Individual Versus Social Mood
If our own mood is the manifestation of our own level of self-confidence, then social mood can be thought of as the aggregate outcome of all of our individual moods put together. That is to say, social mood is our collective confidence.
I’d note, though, that even our own moods are rarely ever truly our own. At both an individual and collective level, our moods reflect our own interconnectivity with the world around us. Your personal mood, for example, incorporates the mood of your family, your work associates, members of your church, your book club, and so on. Your partner’s mood picks up his or her network of family, friends, and professional and social affiliations. Together your collective mood, as a couple, folds in elements of them all.
I like to think of all of these social interconnection points as mood mirrors. Sometimes these mirrors reflect your herds’ mood on you, and at other times these mirrors reflect your mood on them. Like it or not, though, your mood reflects the mood of the various herds you run with. You share their beliefs and they yours, and together, through an iterative and interactive process, your underlying mood is shaped and your brain then chooses a course of action that you believe is best.
That is how mood is formed for each of us, and how ultimately social mood comes together in aggregate. It is not just the sum of the parts, but the sum of the interactions (and re-interactions) of the parts that drive mood.

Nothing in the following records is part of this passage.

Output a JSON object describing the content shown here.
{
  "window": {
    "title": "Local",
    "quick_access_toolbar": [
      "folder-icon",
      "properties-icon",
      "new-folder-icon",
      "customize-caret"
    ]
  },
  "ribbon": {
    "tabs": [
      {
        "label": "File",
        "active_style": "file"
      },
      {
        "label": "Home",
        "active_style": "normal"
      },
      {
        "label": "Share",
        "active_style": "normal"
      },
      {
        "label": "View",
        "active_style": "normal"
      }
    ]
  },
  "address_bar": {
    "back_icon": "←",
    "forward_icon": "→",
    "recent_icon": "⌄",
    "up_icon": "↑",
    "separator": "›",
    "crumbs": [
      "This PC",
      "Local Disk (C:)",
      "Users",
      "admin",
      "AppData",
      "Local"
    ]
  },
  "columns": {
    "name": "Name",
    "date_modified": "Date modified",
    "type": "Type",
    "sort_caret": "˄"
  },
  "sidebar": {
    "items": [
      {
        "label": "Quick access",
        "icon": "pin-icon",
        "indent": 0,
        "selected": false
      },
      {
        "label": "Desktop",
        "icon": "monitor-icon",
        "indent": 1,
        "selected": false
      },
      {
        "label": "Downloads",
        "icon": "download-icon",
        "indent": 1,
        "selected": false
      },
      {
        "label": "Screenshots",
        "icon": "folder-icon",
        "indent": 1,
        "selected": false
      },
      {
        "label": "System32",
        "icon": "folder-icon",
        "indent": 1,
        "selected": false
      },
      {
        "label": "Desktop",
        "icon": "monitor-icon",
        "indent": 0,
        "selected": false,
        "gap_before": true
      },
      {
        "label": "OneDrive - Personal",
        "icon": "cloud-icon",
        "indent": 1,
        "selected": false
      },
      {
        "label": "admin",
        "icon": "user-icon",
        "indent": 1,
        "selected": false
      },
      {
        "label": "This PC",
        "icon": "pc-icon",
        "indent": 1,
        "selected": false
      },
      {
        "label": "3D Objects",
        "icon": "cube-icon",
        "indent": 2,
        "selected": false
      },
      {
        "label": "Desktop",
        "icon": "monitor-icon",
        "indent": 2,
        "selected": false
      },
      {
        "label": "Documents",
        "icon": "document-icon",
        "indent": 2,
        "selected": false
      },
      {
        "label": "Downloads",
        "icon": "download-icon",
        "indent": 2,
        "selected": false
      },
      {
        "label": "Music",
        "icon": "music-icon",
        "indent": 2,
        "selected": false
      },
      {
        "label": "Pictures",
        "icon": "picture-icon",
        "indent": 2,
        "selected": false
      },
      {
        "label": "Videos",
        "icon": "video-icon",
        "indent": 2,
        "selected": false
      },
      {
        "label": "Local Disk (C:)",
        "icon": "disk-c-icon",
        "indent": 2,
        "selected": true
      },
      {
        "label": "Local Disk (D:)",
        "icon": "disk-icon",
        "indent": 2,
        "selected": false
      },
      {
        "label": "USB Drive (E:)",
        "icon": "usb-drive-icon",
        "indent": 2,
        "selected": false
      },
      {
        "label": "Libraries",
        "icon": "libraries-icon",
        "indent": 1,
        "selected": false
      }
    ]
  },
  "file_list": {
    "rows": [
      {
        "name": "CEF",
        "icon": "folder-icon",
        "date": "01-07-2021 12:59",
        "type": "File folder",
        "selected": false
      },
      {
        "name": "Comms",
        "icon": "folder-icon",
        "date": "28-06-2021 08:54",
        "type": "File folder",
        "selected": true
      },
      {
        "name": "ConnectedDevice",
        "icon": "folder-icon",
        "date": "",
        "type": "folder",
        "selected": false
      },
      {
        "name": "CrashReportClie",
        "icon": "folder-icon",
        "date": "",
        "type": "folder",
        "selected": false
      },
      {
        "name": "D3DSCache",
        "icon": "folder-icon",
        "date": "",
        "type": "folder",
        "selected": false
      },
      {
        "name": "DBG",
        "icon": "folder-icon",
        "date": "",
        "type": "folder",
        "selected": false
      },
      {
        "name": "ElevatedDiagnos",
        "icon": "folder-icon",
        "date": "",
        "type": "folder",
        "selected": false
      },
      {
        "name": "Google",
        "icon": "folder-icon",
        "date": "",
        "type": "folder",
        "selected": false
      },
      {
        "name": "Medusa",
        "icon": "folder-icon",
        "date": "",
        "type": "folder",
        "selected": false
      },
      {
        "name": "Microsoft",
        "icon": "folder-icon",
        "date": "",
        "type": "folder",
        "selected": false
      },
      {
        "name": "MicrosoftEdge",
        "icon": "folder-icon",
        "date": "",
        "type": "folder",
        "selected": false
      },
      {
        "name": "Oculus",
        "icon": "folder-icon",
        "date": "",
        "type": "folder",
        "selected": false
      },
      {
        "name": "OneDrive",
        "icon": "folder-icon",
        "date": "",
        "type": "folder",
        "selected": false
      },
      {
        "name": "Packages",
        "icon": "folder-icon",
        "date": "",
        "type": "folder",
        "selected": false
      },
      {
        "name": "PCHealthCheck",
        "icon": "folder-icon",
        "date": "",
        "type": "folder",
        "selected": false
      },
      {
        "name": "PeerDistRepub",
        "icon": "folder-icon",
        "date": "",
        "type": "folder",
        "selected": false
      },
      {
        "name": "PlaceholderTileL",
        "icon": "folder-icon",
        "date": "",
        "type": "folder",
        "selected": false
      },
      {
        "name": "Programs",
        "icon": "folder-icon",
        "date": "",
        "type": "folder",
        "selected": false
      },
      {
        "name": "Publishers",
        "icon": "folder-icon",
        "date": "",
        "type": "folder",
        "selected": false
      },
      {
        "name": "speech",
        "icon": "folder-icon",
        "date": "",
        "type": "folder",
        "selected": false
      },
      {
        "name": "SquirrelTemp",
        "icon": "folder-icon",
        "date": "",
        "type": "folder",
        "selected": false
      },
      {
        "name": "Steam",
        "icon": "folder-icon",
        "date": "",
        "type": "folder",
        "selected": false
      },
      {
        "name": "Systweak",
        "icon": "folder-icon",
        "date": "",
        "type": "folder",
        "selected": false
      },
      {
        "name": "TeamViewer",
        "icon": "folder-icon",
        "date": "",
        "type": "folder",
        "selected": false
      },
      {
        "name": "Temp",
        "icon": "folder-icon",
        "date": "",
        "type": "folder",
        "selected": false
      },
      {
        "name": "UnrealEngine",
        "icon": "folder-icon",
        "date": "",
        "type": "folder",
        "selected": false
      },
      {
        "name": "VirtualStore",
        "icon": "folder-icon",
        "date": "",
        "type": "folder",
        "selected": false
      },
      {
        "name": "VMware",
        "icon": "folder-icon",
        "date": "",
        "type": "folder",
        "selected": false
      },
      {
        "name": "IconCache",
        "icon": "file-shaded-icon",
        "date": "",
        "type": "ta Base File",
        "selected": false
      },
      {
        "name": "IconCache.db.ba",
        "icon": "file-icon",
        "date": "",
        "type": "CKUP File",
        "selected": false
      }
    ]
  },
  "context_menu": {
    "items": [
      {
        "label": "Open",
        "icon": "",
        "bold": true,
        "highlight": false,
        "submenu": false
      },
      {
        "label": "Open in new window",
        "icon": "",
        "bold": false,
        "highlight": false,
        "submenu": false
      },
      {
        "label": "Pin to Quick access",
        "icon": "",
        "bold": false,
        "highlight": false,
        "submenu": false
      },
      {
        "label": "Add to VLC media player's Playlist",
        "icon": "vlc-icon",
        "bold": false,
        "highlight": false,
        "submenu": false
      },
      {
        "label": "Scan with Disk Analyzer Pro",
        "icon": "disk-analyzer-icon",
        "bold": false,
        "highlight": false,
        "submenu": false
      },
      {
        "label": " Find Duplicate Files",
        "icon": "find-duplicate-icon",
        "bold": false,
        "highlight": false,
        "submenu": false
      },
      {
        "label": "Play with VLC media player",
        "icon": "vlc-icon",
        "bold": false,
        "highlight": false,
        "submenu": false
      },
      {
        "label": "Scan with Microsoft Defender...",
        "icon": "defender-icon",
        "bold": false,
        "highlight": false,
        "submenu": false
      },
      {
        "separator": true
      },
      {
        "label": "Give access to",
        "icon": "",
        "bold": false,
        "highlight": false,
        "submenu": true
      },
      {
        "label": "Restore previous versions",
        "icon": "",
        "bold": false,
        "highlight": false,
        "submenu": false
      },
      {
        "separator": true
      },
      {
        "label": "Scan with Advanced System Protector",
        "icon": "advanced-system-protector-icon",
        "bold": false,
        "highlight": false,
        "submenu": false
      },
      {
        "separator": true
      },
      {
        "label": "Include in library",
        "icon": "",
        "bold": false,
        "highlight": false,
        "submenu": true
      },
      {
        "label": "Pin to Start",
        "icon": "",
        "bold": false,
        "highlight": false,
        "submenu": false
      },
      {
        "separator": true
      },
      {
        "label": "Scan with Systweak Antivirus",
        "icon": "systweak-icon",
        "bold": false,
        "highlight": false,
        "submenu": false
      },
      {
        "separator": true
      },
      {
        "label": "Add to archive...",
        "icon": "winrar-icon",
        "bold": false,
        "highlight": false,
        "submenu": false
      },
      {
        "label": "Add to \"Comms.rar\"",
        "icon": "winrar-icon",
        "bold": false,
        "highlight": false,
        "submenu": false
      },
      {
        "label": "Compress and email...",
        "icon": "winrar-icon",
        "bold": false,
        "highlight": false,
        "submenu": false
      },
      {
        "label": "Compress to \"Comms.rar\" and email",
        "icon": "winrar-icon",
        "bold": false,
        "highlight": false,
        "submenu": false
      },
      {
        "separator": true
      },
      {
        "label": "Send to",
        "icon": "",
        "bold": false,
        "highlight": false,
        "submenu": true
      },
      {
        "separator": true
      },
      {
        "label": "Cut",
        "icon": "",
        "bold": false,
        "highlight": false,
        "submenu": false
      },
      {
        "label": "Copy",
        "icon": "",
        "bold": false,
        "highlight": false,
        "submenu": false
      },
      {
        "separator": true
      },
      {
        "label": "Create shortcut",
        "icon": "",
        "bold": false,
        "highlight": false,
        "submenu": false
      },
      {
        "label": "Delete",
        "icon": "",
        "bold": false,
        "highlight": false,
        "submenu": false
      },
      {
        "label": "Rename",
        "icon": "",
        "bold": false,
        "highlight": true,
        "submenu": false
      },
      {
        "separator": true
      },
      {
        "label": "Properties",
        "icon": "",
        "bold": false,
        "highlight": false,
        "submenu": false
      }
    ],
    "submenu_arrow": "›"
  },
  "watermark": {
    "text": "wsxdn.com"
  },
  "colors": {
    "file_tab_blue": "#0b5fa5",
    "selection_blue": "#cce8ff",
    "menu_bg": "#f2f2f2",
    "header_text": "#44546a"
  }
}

As noted in the Introduction, socionomists have deduced from the evidence that social mood is a natural product of human interaction and our natural herding instinct. As one who watches the interplay of social mood and the markets, I can say that nowhere does this iterative process become clearer than in the formations and re-formations of various “consensus trades”—where investors go from sharing one clear belief in what security or strategy will outperform another. Particularly for the retail investor, I think it is important to realize that in the investment world, they are often the very last to see and to participate in these collective iteratively formed “crowded trades” of the herd.